NINE-YEAR-OLD Jake McGowan's mother took him to McDonald's for a Happy Meal as a final summer holiday treat.

But their trip to the restaurant in Canal Walk, Swindon, turned sour when Jake found a dirty syringe in the toilets.

His mother Michelle was horrified and says McDonald's staff were less than helpful.

Police say they are working to ensure drug users hand over their old needles when they get new ones.

"My son picked up the needle and he shouldn't have, but all the staff said was he shouldn't have done that, you'll have to take him to hospital'," Michelle said.

"I think the people who left it there are scum. I know there are some really sad stories for why people do drugs and I sympathise with them.

"But to go to a children's restaurant and leave a syringe in the toilets is just disgusting."

Michelle, of Wootton Bassett, had popped into town with Jake and her six-year-old daughter Skye on Wednesday morning.

"We just went to get last minute school things and going to McDonald's was a treat," Michelle said.

"The only reason adults go to McDonald's is for the children. Now it seems you can't even go there without syringes being left around."

"Jake came back from the toilet and said he had found a needle."

"I asked him if he had touched it and he said yes, but it had only been the handle end.

"It was a shock to hear it and my first thought was to go to the manager.

"When he told me my son shouldn't have touched it, I was really offended. There was no thought for his welfare."

Michelle took Jake to a nearby chemist to buy some disinfectant wipes and then rang the NHS helpline.

"They said that because he hadn't picked up the needle end he would be all right," she said.

"He knows he shouldn't have picked it up but it shouldn't have been there in the first place and I think curiosity got the better of him."

Later that afternoon Michelle called the restaurant to make a complaint.

"I wanted to speak to someone in authority because it didn't seem like the complaint had been taken seriously," she said.

"A senior manager rang me back and apologised.

"He said the toilets were cleaned every 30 minutes and this was an isolated incident.

"But I still feel they were rude to my son and it's not clear if they realise what could have happened."

Alison Purves, the regional communications manager for McDonald's, said: "The health and safety of our customers is a priority for McDonald's.

"When the customer notified our manager of the incident, he took the situation very seriously and immediately disposed of the syringe safely.

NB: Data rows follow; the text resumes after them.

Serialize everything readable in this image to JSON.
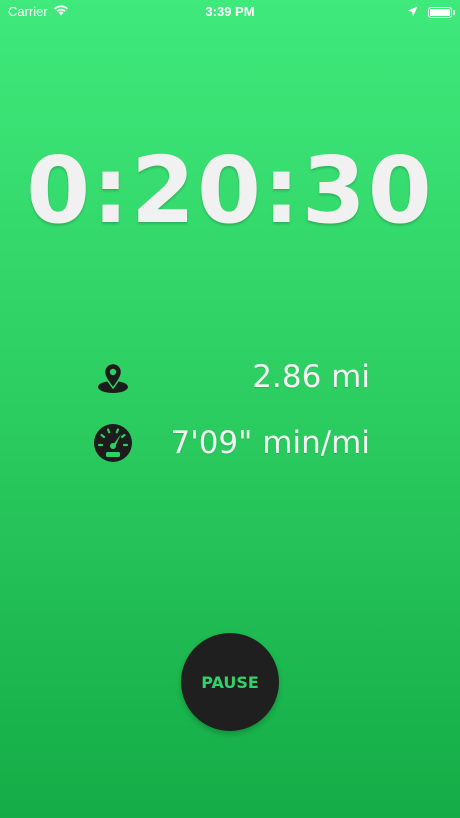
{
  "status_bar": {
    "carrier": "Carrier",
    "time": "3:39 PM",
    "battery_level": 1.0,
    "icons": [
      "wifi-icon",
      "location-arrow-icon",
      "battery-icon"
    ]
  },
  "timer": {
    "elapsed": "0:20:30"
  },
  "stats": {
    "distance": {
      "icon": "map-pin-icon",
      "value": "2.86 mi"
    },
    "pace": {
      "icon": "speedometer-icon",
      "value": "7'09\" min/mi"
    }
  },
  "controls": {
    "pause_label": "PAUSE"
  },
  "colors": {
    "background_top": "#3fe97b",
    "background_bottom": "#14ac46",
    "button_bg": "#1f1f1f",
    "button_text": "#2fd36a",
    "text": "#f1f1f1",
    "icon": "#1c1c1c"
  }
}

"Paul Booth, franchisee, would like to apologise to the customer and her son for the distress this incident has caused."

Town centre community beat manager PC Andy Alexander said: "We have been talking to the needle exchange people about making their system more robust.

"Users can take old needles to doctors or chemists and get new ones but perhaps they are not doing the exchange part as robustly as they need to. "That's being looked at as we speak."